The Pachachaca River is famous for its colonial bridge and its rapids where canyoneering and whitewater kayaking can be practiced. It is one of the best and longest Peruvian locations for this. Remains of The Pachachaca State, an important producer of sugar and brandy during colonial and republican times, is now one of the major attractions of the city.
The Saywite Archeological Site, a famous temple and adoration center dating from Inca times, is located a few kilometers from the city. Therein is the world renowned Saywite Stone. The stone is a roughly spherically-shaped monolith that has a representation of the Inca world. It suggests that the Incas had a much better understanding of astronomy than Europeans gave them credit for. There is Taxi service from the city.
The Konoc Hot Springs (Cconocc, in Quechua) is a resort located a few kilometers from Saywite and is one of the best places in Peru to enjoy thermal baths from volcanic waters. It is claimed that regular baths in the springs can cure arthritis, asthma, and psoriasis.
Abancay is the gate to the Inca city of Choquequirao, next to the Apurimac River, which is considered as important as Machu Picchu. There is evidence that the real dimensions of the city are much larger than what has been uncovered, excavated and studied until now.
Abancay is home of the high school Colegio Nacional "Miguel Grau". Since its founding in the 1880s, it has educated each generation of the city. The main festivity of the school is on October 8, and it is a day in which all the alumni reunite and celebrate companionship. It is a tradition that the classes which are celebrating their Silver and Gold jubilees head the expensive festivities.

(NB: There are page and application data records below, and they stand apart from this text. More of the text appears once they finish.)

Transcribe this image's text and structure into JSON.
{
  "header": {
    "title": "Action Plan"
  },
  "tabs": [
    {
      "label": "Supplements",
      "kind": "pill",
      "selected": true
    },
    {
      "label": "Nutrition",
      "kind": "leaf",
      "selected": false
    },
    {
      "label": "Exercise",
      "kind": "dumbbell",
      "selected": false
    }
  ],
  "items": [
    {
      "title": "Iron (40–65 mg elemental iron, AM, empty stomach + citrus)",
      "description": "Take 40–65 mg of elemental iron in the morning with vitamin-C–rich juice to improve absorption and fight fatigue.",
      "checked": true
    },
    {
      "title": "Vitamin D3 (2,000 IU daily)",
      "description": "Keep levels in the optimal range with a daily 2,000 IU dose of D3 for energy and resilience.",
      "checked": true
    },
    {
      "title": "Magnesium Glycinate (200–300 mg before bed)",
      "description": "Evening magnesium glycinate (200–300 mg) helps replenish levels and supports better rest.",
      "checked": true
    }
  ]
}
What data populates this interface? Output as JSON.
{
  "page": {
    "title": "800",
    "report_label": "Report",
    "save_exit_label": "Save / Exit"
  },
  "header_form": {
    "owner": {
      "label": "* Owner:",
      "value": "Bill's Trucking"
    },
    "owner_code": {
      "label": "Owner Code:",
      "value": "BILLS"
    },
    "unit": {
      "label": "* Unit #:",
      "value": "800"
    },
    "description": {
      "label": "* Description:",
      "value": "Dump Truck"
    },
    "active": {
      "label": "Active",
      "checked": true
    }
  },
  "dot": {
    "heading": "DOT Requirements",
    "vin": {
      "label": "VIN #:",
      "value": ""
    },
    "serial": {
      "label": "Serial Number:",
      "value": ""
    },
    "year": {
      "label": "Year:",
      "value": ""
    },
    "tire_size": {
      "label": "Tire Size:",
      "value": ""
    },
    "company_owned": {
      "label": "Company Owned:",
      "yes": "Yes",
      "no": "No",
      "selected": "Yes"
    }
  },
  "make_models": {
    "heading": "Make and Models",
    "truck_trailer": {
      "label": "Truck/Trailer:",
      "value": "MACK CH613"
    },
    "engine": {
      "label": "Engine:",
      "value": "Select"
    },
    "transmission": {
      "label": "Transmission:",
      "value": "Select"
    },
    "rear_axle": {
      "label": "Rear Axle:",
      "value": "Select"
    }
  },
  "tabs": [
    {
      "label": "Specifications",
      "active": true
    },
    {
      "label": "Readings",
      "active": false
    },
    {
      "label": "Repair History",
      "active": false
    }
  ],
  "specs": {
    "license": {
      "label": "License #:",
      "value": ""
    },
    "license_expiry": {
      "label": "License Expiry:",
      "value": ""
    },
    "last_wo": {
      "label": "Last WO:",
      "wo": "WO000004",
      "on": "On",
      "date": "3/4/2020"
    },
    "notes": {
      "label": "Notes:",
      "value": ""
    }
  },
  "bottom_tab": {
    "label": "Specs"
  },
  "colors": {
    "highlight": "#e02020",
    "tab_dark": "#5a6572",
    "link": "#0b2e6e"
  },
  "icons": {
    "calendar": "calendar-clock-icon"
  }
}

Abancay, despite its small size, is an important center of higher education. The city is home of one state university, Universidad Nacional Micaela Bastidas de Apurimac, and two private universities, Universidad Tecnológica de los Andes and Universidad Alas Peruanas. There are also two college-level institutions, Escuela Normal La Salle, for careers in education, and SENATI for industry-related training.
Abancay is the setting of José María Arguedas' novel Deep Rivers. Another important book that gives accounts of the history, traditions and customs of the city is "Alma y Rostro de Abancay", by Guillermo Vidalegut, a late local journalist and author.
- Ferrufino, Guillermo Vidalegut (1994). Alma y Rostro de Abancay [Face and soul of Abancay]. Abancay: IRAL SRL.
- Hoiberg, Dale H., ed. (1993). Encyclopædia Britannica. 1: A-ak Bayes (15th ed.). Chicago, IL: Encyclopædia Britannica, Inc. ISBN 0-85229-961-3. LCCN 2002113989.
|Wikivoyage has a travel guide for Abancay.|
- Municipalidad de Abancay
- Universidad Tecnológica de los Andes
- Universidad Nacional Micaela Bastidas de Apurimac
- World Gazetteer